Robo-advisers. They're coming from the future, for your assets. Actually, the term is just slang for low-cost, Internet-only money managers. Start-ups such as WiseBanyan.com and Betterment.com automate investing with few or no humans involved and offer extras such as tax-loss harvesting. Betterment's pitch: Investors pay a fraction of what it would cost at a traditional broker or money manager. Some, like WiseBanyan, offer money management for free. But how? These young robo-advisers generally invest using ETFs, or exchange traded funds, rather than mutual funds.
January 27, 2015 |
A Broomall investment start-up has launched two new exchange-traded funds. Underpinning the investment philosophy: tax efficiency. Tax-aware investing makes a lot of sense now that capital gains taxes are so high - nearly 45 percent on short-term capital gains, when including the new Obamacare tax - and some financial planners consider them more important than estate taxes. Alpha Architect was founded by Wes Gray and Carl Kanner in 2010. As a start-up, they initially ran money privately for a billion-dollar family in 2011.
December 9, 2014 |

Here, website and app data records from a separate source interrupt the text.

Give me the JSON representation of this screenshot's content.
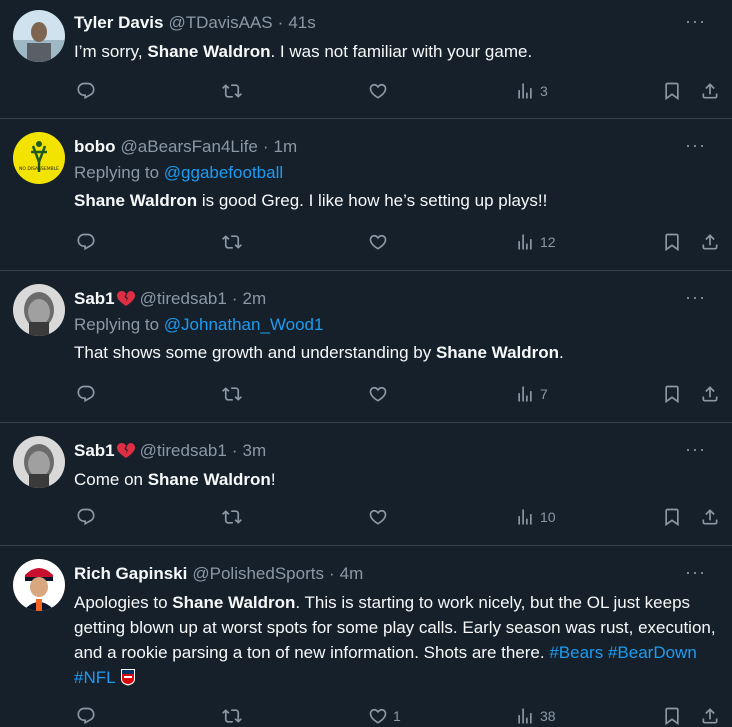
{
  "tweets": [
    {
      "name": "Tyler Davis",
      "handle": "@TDavisAAS",
      "time": "41s",
      "text_before": "I’m sorry, ",
      "text_bold": "Shane Waldron",
      "text_after": ". I was not familiar with your game.",
      "views": "3",
      "likes": ""
    },
    {
      "name": "bobo",
      "handle": "@aBearsFan4Life",
      "time": "1m",
      "replying_prefix": "Replying to ",
      "replying_to": "@ggabefootball",
      "avatar_text": "NO DISASSEMBLE",
      "text_bold": "Shane Waldron",
      "text_after": " is good Greg. I like how he’s setting up plays!!",
      "views": "12"
    },
    {
      "name": "Sab1",
      "handle": "@tiredsab1",
      "time": "2m",
      "replying_prefix": "Replying to ",
      "replying_to": "@Johnathan_Wood1",
      "text_before": "That shows some growth and understanding by ",
      "text_bold": "Shane Waldron",
      "text_after": ".",
      "views": "7"
    },
    {
      "name": "Sab1",
      "handle": "@tiredsab1",
      "time": "3m",
      "text_before": "Come on ",
      "text_bold": "Shane Waldron",
      "text_after": "!",
      "views": "10"
    },
    {
      "name": "Rich Gapinski",
      "handle": "@PolishedSports",
      "time": "4m",
      "text_before": "Apologies to ",
      "text_bold": "Shane Waldron",
      "text_after": ". This is starting to work nicely, but the OL just keeps getting blown up at worst spots for some play calls. Early season was rust, execution, and a rookie parsing a ton of new information. Shots are there. ",
      "hashtags": [
        "#Bears",
        "#BearDown",
        "#NFL"
      ],
      "likes": "1",
      "views": "38"
    }
  ],
  "separator": "·",
  "more_label": "···",
  "icons": [
    "reply-icon",
    "retweet-icon",
    "like-icon",
    "views-icon",
    "bookmark-icon",
    "share-icon",
    "broken-heart-icon",
    "nfl-logo-icon"
  ],
  "colors": {
    "background": "#15202b",
    "text": "#f7f9f9",
    "muted": "#8b98a5",
    "link": "#1d9bf0",
    "divider": "#38444d"
  }
}
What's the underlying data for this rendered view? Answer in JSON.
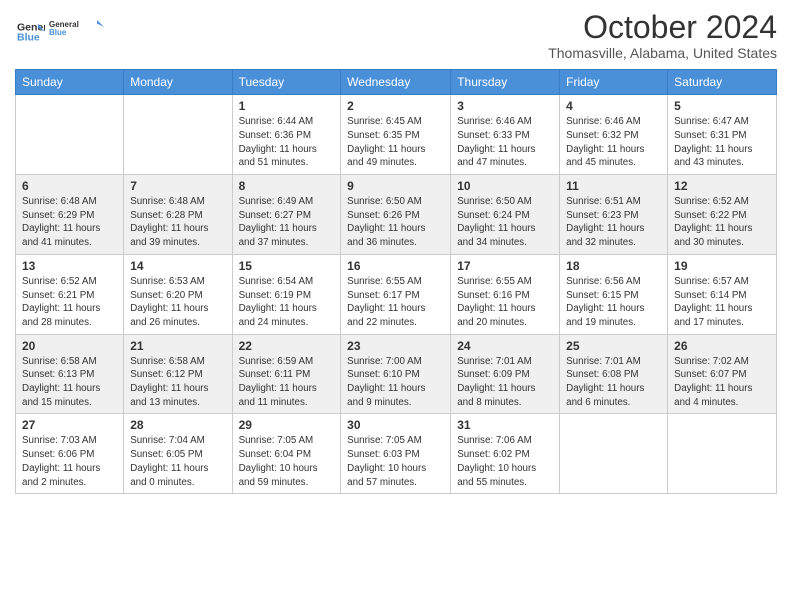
{
  "logo": {
    "line1": "General",
    "line2": "Blue",
    "icon_color": "#4a90d9"
  },
  "title": "October 2024",
  "location": "Thomasville, Alabama, United States",
  "days_of_week": [
    "Sunday",
    "Monday",
    "Tuesday",
    "Wednesday",
    "Thursday",
    "Friday",
    "Saturday"
  ],
  "weeks": [
    [
      {
        "day": "",
        "info": ""
      },
      {
        "day": "",
        "info": ""
      },
      {
        "day": "1",
        "info": "Sunrise: 6:44 AM\nSunset: 6:36 PM\nDaylight: 11 hours and 51 minutes."
      },
      {
        "day": "2",
        "info": "Sunrise: 6:45 AM\nSunset: 6:35 PM\nDaylight: 11 hours and 49 minutes."
      },
      {
        "day": "3",
        "info": "Sunrise: 6:46 AM\nSunset: 6:33 PM\nDaylight: 11 hours and 47 minutes."
      },
      {
        "day": "4",
        "info": "Sunrise: 6:46 AM\nSunset: 6:32 PM\nDaylight: 11 hours and 45 minutes."
      },
      {
        "day": "5",
        "info": "Sunrise: 6:47 AM\nSunset: 6:31 PM\nDaylight: 11 hours and 43 minutes."
      }
    ],
    [
      {
        "day": "6",
        "info": "Sunrise: 6:48 AM\nSunset: 6:29 PM\nDaylight: 11 hours and 41 minutes."
      },
      {
        "day": "7",
        "info": "Sunrise: 6:48 AM\nSunset: 6:28 PM\nDaylight: 11 hours and 39 minutes."
      },
      {
        "day": "8",
        "info": "Sunrise: 6:49 AM\nSunset: 6:27 PM\nDaylight: 11 hours and 37 minutes."
      },
      {
        "day": "9",
        "info": "Sunrise: 6:50 AM\nSunset: 6:26 PM\nDaylight: 11 hours and 36 minutes."
      },
      {
        "day": "10",
        "info": "Sunrise: 6:50 AM\nSunset: 6:24 PM\nDaylight: 11 hours and 34 minutes."
      },
      {
        "day": "11",
        "info": "Sunrise: 6:51 AM\nSunset: 6:23 PM\nDaylight: 11 hours and 32 minutes."
      },
      {
        "day": "12",
        "info": "Sunrise: 6:52 AM\nSunset: 6:22 PM\nDaylight: 11 hours and 30 minutes."
      }
    ],
    [
      {
        "day": "13",
        "info": "Sunrise: 6:52 AM\nSunset: 6:21 PM\nDaylight: 11 hours and 28 minutes."
      },
      {
        "day": "14",
        "info": "Sunrise: 6:53 AM\nSunset: 6:20 PM\nDaylight: 11 hours and 26 minutes."
      },
      {
        "day": "15",
        "info": "Sunrise: 6:54 AM\nSunset: 6:19 PM\nDaylight: 11 hours and 24 minutes."
      },
      {
        "day": "16",
        "info": "Sunrise: 6:55 AM\nSunset: 6:17 PM\nDaylight: 11 hours and 22 minutes."
      },
      {
        "day": "17",
        "info": "Sunrise: 6:55 AM\nSunset: 6:16 PM\nDaylight: 11 hours and 20 minutes."
      },
      {
        "day": "18",
        "info": "Sunrise: 6:56 AM\nSunset: 6:15 PM\nDaylight: 11 hours and 19 minutes."
      },
      {
        "day": "19",
        "info": "Sunrise: 6:57 AM\nSunset: 6:14 PM\nDaylight: 11 hours and 17 minutes."
      }
    ],
    [
      {
        "day": "20",
        "info": "Sunrise: 6:58 AM\nSunset: 6:13 PM\nDaylight: 11 hours and 15 minutes."
      },
      {
        "day": "21",
        "info": "Sunrise: 6:58 AM\nSunset: 6:12 PM\nDaylight: 11 hours and 13 minutes."
      },
      {
        "day": "22",
        "info": "Sunrise: 6:59 AM\nSunset: 6:11 PM\nDaylight: 11 hours and 11 minutes."
      },
      {
        "day": "23",
        "info": "Sunrise: 7:00 AM\nSunset: 6:10 PM\nDaylight: 11 hours and 9 minutes."
      },
      {
        "day": "24",
        "info": "Sunrise: 7:01 AM\nSunset: 6:09 PM\nDaylight: 11 hours and 8 minutes."
      },
      {
        "day": "25",
        "info": "Sunrise: 7:01 AM\nSunset: 6:08 PM\nDaylight: 11 hours and 6 minutes."
      },
      {
        "day": "26",
        "info": "Sunrise: 7:02 AM\nSunset: 6:07 PM\nDaylight: 11 hours and 4 minutes."
      }
    ],
    [
      {
        "day": "27",
        "info": "Sunrise: 7:03 AM\nSunset: 6:06 PM\nDaylight: 11 hours and 2 minutes."
      },
      {
        "day": "28",
        "info": "Sunrise: 7:04 AM\nSunset: 6:05 PM\nDaylight: 11 hours and 0 minutes."
      },
      {
        "day": "29",
        "info": "Sunrise: 7:05 AM\nSunset: 6:04 PM\nDaylight: 10 hours and 59 minutes."
      },
      {
        "day": "30",
        "info": "Sunrise: 7:05 AM\nSunset: 6:03 PM\nDaylight: 10 hours and 57 minutes."
      },
      {
        "day": "31",
        "info": "Sunrise: 7:06 AM\nSunset: 6:02 PM\nDaylight: 10 hours and 55 minutes."
      },
      {
        "day": "",
        "info": ""
      },
      {
        "day": "",
        "info": ""
      }
    ]
  ]
}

When does this stock market rally end? Rick Pitcairn, chief investment officer of Pitcairn, based in Jenkintown, gets that question a lot these days from clients. "I get the sense of trepidation from both institutional and retail investors surrounding the market. They're asking: 'These valuations are extended, and this feels like 1999 - tell me, when's that type of sell-off going to happen?' "In terms of U.S. equities, it's been a stunning rally in magnitude and duration," he says.
November 24, 2014 |
Sell your losers. Gift your winners. It's nearly December, time to evaluate your portfolio and sell off some losers. With the stock market setting records, investors have recorded terrific gains and can "harvest" tax losses to offset those, says Brad Bernstein of UBS. "Take losses now," says Bernstein, a UBS Wealth Management senior vice president in Center City. He has been swapping out under-performing mutual funds, reaping the losses, and swapping into better-performing mutual funds and exchange-traded funds.
October 20, 2014 |
The lengthy bull market has helped boost Vanguard Group investors' assets by $1 trillion since the end of 2011. New revenues from the fees investors pay have also been growing. Malvern-based Vanguard now manages $2.7 trillion in U.S. investments, up from $1.6 trillion in 2011. Rising stock values, plus Vanguard's growth at the expense of its rivals - it now controls 18 percent of U.S. mutual fund assets, up from 13 percent before the recession - has generated more than $1 billion in additional annual fees over the last three years.
June 30, 2014 |
After you retire, with the possibility of decades ahead of you, where should you park your nest egg? Experts are divided on how conservatively, or aggressively, you should invest your money. "Great funds to own in retirement," according to this post at Kiplinger.com, should continue to represent a mix of stocks and bonds. "Keep your focus on growth," writes Stacy Rapacon. She cites an expert, Tim Courtney of Exencial Wealth Advisors in Oklahoma, who recommends "putting 15 percent to 30 percent of your retirement portfolio in high-quality bonds and 5 percent to 15 percent in riskier bonds.
February 18, 2014 |
You might not want to hear it, but it's a good time to take profits by selling some big gainers in your portfolios - since that's how you make money. Last year's fabulous stock market return is prompting such money managers as Mark Fried to sell some stock positions and wait for a pullback, then redeploy the cash into some favorite names. "In the last month or so, we have increased our cash position to 20 percent from 10 percent in conservative portfolios," the Newtown portfolio manager and president of TFG Wealth Management says in an interview.
January 10, 2014 |
Investing in private equity used to be reserved for the wealthy. Only millionaires who were "accredited" or "qualified" to invest the big bucks had money in private equity - essentially, the One Percenters. Then, some of Wall Street's biggest private equity firms went public, such as Blackstone Group L.P. (symbol: BX), Fortress (FIG) and Kohlberg Kravis & Roberts (KKR). (Bain Capital L.L.C. remains private, but gained fame when partner Mitt Romney ran as a presidential candidate.)